Task to carry out: Wherever the string "MySQL" appears in the entries below, return the line that holds it.

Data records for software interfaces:
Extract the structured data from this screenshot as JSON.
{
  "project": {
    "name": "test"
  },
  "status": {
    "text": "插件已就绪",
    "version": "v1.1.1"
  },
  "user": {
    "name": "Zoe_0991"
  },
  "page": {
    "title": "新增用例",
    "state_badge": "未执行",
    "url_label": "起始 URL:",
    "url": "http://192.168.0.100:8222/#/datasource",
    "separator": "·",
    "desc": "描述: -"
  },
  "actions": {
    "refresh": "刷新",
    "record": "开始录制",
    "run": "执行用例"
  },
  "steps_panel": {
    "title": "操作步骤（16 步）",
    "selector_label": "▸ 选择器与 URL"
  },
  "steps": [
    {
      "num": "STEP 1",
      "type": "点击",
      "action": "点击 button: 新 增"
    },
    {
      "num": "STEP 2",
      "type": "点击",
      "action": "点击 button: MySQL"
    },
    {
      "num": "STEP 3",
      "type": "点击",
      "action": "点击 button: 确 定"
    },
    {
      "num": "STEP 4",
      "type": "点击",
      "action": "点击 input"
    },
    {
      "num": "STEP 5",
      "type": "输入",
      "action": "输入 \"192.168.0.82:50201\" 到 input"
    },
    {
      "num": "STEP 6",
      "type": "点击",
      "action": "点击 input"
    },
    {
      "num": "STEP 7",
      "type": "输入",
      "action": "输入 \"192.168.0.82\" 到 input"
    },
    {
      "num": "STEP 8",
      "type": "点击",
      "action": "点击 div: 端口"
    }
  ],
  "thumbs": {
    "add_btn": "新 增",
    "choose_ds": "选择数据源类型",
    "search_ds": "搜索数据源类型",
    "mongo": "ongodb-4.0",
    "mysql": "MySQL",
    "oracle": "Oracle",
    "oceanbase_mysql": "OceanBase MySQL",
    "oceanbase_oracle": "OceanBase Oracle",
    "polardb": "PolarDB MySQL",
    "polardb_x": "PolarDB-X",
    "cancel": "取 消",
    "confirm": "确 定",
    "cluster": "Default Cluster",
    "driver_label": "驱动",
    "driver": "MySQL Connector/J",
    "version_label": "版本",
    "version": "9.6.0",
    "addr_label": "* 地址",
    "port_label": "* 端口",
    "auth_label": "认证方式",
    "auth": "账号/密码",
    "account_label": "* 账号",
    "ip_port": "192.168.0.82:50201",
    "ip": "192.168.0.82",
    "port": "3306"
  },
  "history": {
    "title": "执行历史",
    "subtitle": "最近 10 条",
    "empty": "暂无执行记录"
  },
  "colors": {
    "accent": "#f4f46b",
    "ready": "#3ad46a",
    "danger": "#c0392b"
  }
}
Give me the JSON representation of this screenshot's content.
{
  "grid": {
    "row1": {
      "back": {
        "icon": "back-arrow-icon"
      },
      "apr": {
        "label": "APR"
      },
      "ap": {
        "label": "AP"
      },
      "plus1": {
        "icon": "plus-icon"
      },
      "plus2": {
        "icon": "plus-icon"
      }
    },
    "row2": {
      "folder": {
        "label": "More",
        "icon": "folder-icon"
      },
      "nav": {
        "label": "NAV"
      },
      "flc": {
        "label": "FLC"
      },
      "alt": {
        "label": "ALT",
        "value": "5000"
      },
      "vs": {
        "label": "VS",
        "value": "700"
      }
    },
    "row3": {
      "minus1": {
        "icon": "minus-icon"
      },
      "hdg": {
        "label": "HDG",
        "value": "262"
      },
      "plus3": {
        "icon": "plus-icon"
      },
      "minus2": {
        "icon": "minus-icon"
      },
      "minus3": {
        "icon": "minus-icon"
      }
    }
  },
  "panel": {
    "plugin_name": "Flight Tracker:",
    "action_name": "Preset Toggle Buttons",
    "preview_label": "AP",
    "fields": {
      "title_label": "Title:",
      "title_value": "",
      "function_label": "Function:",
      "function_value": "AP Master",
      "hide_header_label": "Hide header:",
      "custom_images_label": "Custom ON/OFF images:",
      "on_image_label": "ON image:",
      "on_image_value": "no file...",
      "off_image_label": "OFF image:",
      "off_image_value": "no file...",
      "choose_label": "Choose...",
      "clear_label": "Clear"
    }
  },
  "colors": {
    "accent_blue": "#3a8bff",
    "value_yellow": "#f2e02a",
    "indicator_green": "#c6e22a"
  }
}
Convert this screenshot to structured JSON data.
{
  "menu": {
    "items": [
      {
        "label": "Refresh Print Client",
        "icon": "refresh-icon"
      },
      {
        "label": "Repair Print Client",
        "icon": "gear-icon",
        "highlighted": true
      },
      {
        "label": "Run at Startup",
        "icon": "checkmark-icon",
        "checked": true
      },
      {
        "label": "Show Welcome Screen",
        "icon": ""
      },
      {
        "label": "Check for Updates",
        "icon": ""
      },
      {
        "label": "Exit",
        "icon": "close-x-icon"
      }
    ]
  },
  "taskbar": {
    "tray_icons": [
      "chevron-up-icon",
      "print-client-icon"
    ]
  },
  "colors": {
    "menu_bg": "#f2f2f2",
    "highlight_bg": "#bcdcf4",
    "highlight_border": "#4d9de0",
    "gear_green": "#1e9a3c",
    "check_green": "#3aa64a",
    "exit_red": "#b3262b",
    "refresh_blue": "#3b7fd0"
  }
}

Exercise result:
      "action": "点击 button: MySQL"
    "mysql": "MySQL",
    "oceanbase_mysql": "OceanBase MySQL",
    "polardb": "PolarDB MySQL",
    "driver": "MySQL Connector/J",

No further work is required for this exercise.